* **Task statement**:
Would you please give the entries again word for word, with no images in your copy?

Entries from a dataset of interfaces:
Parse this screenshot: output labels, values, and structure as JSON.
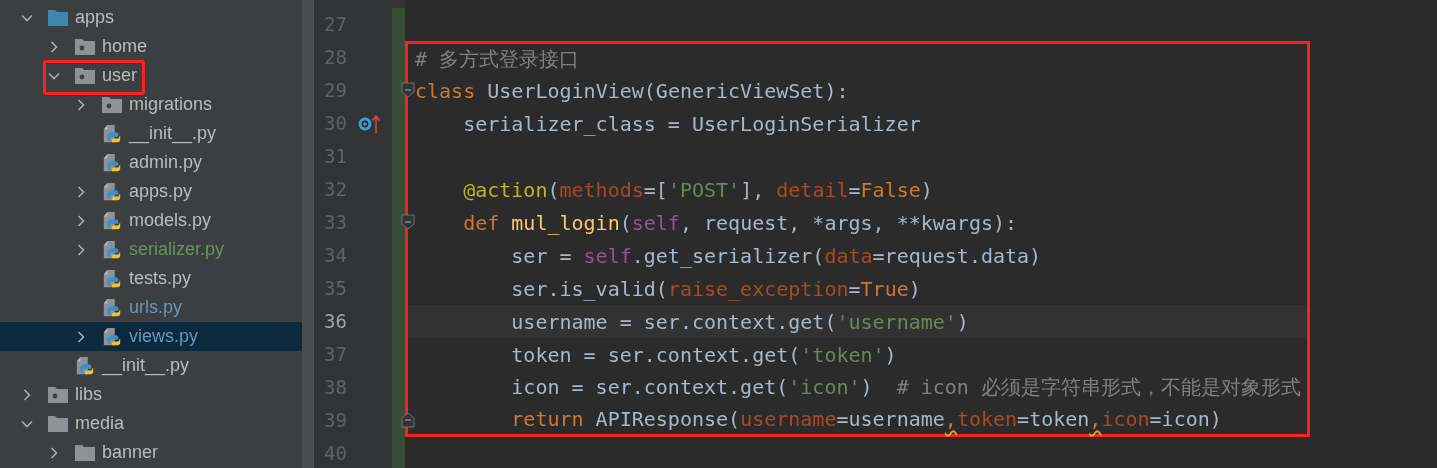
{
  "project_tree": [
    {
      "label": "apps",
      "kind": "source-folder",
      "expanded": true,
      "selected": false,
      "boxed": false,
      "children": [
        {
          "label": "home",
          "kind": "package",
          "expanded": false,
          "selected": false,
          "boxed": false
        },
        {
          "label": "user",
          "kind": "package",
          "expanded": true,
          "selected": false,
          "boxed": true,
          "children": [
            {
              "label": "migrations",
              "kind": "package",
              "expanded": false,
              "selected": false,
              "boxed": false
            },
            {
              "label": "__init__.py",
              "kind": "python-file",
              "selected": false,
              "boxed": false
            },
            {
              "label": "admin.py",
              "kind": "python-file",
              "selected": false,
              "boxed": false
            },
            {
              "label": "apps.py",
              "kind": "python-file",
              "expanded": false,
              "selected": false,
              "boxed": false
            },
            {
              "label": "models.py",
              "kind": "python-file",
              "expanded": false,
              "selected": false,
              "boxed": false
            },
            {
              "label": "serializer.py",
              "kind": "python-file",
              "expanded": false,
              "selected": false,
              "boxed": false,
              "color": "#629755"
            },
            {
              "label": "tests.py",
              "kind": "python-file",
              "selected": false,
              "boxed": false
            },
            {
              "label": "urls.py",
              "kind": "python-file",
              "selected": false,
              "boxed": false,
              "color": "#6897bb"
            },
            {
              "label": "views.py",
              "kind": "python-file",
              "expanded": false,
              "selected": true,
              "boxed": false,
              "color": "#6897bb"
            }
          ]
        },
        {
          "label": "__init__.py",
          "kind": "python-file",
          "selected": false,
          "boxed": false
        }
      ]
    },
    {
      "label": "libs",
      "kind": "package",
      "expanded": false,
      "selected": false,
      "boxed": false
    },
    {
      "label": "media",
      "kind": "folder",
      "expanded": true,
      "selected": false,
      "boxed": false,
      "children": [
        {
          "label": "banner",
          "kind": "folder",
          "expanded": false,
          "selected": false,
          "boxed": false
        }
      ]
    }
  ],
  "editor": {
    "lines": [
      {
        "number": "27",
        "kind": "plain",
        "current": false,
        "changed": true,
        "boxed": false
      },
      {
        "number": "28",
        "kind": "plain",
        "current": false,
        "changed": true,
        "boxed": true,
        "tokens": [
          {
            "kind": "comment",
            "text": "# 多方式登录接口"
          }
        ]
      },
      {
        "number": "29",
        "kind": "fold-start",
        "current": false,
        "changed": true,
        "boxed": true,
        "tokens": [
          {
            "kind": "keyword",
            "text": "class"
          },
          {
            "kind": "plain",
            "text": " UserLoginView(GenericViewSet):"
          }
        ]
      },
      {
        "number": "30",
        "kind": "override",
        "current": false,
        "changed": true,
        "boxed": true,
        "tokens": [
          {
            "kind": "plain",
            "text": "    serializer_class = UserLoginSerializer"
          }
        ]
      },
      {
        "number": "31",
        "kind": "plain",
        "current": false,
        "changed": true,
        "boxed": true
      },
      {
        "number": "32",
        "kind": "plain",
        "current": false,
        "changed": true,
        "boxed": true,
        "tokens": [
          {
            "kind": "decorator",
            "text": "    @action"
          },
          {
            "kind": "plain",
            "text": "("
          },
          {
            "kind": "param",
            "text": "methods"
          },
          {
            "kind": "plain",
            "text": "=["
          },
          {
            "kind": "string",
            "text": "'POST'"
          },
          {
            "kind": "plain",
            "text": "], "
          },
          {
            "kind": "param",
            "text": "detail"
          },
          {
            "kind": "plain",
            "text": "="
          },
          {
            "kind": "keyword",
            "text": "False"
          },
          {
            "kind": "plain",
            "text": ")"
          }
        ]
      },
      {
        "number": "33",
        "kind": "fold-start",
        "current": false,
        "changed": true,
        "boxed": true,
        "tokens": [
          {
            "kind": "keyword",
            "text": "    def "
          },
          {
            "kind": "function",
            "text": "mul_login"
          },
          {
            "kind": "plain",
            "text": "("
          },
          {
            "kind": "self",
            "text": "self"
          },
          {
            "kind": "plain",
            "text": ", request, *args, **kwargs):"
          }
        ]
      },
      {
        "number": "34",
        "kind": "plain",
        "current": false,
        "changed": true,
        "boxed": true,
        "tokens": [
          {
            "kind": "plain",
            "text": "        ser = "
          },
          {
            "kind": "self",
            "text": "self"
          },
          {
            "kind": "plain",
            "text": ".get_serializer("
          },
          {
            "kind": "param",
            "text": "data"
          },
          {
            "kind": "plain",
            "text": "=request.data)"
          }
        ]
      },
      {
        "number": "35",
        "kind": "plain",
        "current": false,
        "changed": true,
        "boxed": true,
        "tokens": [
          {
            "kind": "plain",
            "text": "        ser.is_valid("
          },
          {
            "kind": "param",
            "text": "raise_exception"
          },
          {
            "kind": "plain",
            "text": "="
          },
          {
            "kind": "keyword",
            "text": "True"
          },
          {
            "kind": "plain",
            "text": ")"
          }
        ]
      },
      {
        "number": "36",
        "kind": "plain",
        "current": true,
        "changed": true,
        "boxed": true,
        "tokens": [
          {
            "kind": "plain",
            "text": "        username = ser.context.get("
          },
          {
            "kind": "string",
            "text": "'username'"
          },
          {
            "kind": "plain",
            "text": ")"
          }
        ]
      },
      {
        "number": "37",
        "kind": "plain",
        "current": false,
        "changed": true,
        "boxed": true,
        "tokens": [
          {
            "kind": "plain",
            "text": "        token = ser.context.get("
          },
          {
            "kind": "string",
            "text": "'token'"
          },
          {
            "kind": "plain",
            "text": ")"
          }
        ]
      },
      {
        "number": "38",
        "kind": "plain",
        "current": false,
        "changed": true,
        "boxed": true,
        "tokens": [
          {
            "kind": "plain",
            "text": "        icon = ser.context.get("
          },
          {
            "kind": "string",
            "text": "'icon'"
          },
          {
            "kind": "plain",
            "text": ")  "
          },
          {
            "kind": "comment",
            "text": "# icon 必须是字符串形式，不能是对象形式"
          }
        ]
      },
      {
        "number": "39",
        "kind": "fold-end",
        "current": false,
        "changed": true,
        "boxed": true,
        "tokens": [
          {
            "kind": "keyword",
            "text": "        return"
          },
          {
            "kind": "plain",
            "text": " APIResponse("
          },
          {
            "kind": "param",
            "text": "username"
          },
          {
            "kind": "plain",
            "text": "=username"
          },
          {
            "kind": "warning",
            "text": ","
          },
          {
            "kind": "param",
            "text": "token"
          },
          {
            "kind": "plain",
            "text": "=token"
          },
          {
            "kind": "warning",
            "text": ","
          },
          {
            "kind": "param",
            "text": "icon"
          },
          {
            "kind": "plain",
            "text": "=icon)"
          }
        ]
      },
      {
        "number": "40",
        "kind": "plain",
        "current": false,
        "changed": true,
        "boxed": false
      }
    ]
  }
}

* **Output**:
Parse this screenshot: output labels, values, and structure as JSON.
{
  "project_tree": [
    {
      "label": "apps",
      "kind": "source-folder",
      "expanded": true,
      "selected": false,
      "boxed": false,
      "children": [
        {
          "label": "home",
          "kind": "package",
          "expanded": false,
          "selected": false,
          "boxed": false
        },
        {
          "label": "user",
          "kind": "package",
          "expanded": true,
          "selected": false,
          "boxed": true,
          "children": [
            {
              "label": "migrations",
              "kind": "package",
              "expanded": false,
              "selected": false,
              "boxed": false
            },
            {
              "label": "__init__.py",
              "kind": "python-file",
              "selected": false,
              "boxed": false
            },
            {
              "label": "admin.py",
              "kind": "python-file",
              "selected": false,
              "boxed": false
            },
            {
              "label": "apps.py",
              "kind": "python-file",
              "expanded": false,
              "selected": false,
              "boxed": false
            },
            {
              "label": "models.py",
              "kind": "python-file",
              "expanded": false,
              "selected": false,
              "boxed": false
            },
            {
              "label": "serializer.py",
              "kind": "python-file",
              "expanded": false,
              "selected": false,
              "boxed": false,
              "color": "#629755"
            },
            {
              "label": "tests.py",
              "kind": "python-file",
              "selected": false,
              "boxed": false
            },
            {
              "label": "urls.py",
              "kind": "python-file",
              "selected": false,
              "boxed": false,
              "color": "#6897bb"
            },
            {
              "label": "views.py",
              "kind": "python-file",
              "expanded": false,
              "selected": true,
              "boxed": false,
              "color": "#6897bb"
            }
          ]
        },
        {
          "label": "__init__.py",
          "kind": "python-file",
          "selected": false,
          "boxed": false
        }
      ]
    },
    {
      "label": "libs",
      "kind": "package",
      "expanded": false,
      "selected": false,
      "boxed": false
    },
    {
      "label": "media",
      "kind": "folder",
      "expanded": true,
      "selected": false,
      "boxed": false,
      "children": [
        {
          "label": "banner",
          "kind": "folder",
          "expanded": false,
          "selected": false,
          "boxed": false
        }
      ]
    }
  ],
  "editor": {
    "lines": [
      {
        "number": "27",
        "kind": "plain",
        "current": false,
        "changed": true,
        "boxed": false
      },
      {
        "number": "28",
        "kind": "plain",
        "current": false,
        "changed": true,
        "boxed": true,
        "tokens": [
          {
            "kind": "comment",
            "text": "# 多方式登录接口"
          }
        ]
      },
      {
        "number": "29",
        "kind": "fold-start",
        "current": false,
        "changed": true,
        "boxed": true,
        "tokens": [
          {
            "kind": "keyword",
            "text": "class"
          },
          {
            "kind": "plain",
            "text": " UserLoginView(GenericViewSet):"
          }
        ]
      },
      {
        "number": "30",
        "kind": "override",
        "current": false,
        "changed": true,
        "boxed": true,
        "tokens": [
          {
            "kind": "plain",
            "text": "    serializer_class = UserLoginSerializer"
          }
        ]
      },
      {
        "number": "31",
        "kind": "plain",
        "current": false,
        "changed": true,
        "boxed": true
      },
      {
        "number": "32",
        "kind": "plain",
        "current": false,
        "changed": true,
        "boxed": true,
        "tokens": [
          {
            "kind": "decorator",
            "text": "    @action"
          },
          {
            "kind": "plain",
            "text": "("
          },
          {
            "kind": "param",
            "text": "methods"
          },
          {
            "kind": "plain",
            "text": "=["
          },
          {
            "kind": "string",
            "text": "'POST'"
          },
          {
            "kind": "plain",
            "text": "], "
          },
          {
            "kind": "param",
            "text": "detail"
          },
          {
            "kind": "plain",
            "text": "="
          },
          {
            "kind": "keyword",
            "text": "False"
          },
          {
            "kind": "plain",
            "text": ")"
          }
        ]
      },
      {
        "number": "33",
        "kind": "fold-start",
        "current": false,
        "changed": true,
        "boxed": true,
        "tokens": [
          {
            "kind": "keyword",
            "text": "    def "
          },
          {
            "kind": "function",
            "text": "mul_login"
          },
          {
            "kind": "plain",
            "text": "("
          },
          {
            "kind": "self",
            "text": "self"
          },
          {
            "kind": "plain",
            "text": ", request, *args, **kwargs):"
          }
        ]
      },
      {
        "number": "34",
        "kind": "plain",
        "current": false,
        "changed": true,
        "boxed": true,
        "tokens": [
          {
            "kind": "plain",
            "text": "        ser = "
          },
          {
            "kind": "self",
            "text": "self"
          },
          {
            "kind": "plain",
            "text": ".get_serializer("
          },
          {
            "kind": "param",
            "text": "data"
          },
          {
            "kind": "plain",
            "text": "=request.data)"
          }
        ]
      },
      {
        "number": "35",
        "kind": "plain",
        "current": false,
        "changed": true,
        "boxed": true,
        "tokens": [
          {
            "kind": "plain",
            "text": "        ser.is_valid("
          },
          {
            "kind": "param",
            "text": "raise_exception"
          },
          {
            "kind": "plain",
            "text": "="
          },
          {
            "kind": "keyword",
            "text": "True"
          },
          {
            "kind": "plain",
            "text": ")"
          }
        ]
      },
      {
        "number": "36",
        "kind": "plain",
        "current": true,
        "changed": true,
        "boxed": true,
        "tokens": [
          {
            "kind": "plain",
            "text": "        username = ser.context.get("
          },
          {
            "kind": "string",
            "text": "'username'"
          },
          {
            "kind": "plain",
            "text": ")"
          }
        ]
      },
      {
        "number": "37",
        "kind": "plain",
        "current": false,
        "changed": true,
        "boxed": true,
        "tokens": [
          {
            "kind": "plain",
            "text": "        token = ser.context.get("
          },
          {
            "kind": "string",
            "text": "'token'"
          },
          {
            "kind": "plain",
            "text": ")"
          }
        ]
      },
      {
        "number": "38",
        "kind": "plain",
        "current": false,
        "changed": true,
        "boxed": true,
        "tokens": [
          {
            "kind": "plain",
            "text": "        icon = ser.context.get("
          },
          {
            "kind": "string",
            "text": "'icon'"
          },
          {
            "kind": "plain",
            "text": ")  "
          },
          {
            "kind": "comment",
            "text": "# icon 必须是字符串形式，不能是对象形式"
          }
        ]
      },
      {
        "number": "39",
        "kind": "fold-end",
        "current": false,
        "changed": true,
        "boxed": true,
        "tokens": [
          {
            "kind": "keyword",
            "text": "        return"
          },
          {
            "kind": "plain",
            "text": " APIResponse("
          },
          {
            "kind": "param",
            "text": "username"
          },
          {
            "kind": "plain",
            "text": "=username"
          },
          {
            "kind": "warning",
            "text": ","
          },
          {
            "kind": "param",
            "text": "token"
          },
          {
            "kind": "plain",
            "text": "=token"
          },
          {
            "kind": "warning",
            "text": ","
          },
          {
            "kind": "param",
            "text": "icon"
          },
          {
            "kind": "plain",
            "text": "=icon)"
          }
        ]
      },
      {
        "number": "40",
        "kind": "plain",
        "current": false,
        "changed": true,
        "boxed": false
      }
    ]
  }
}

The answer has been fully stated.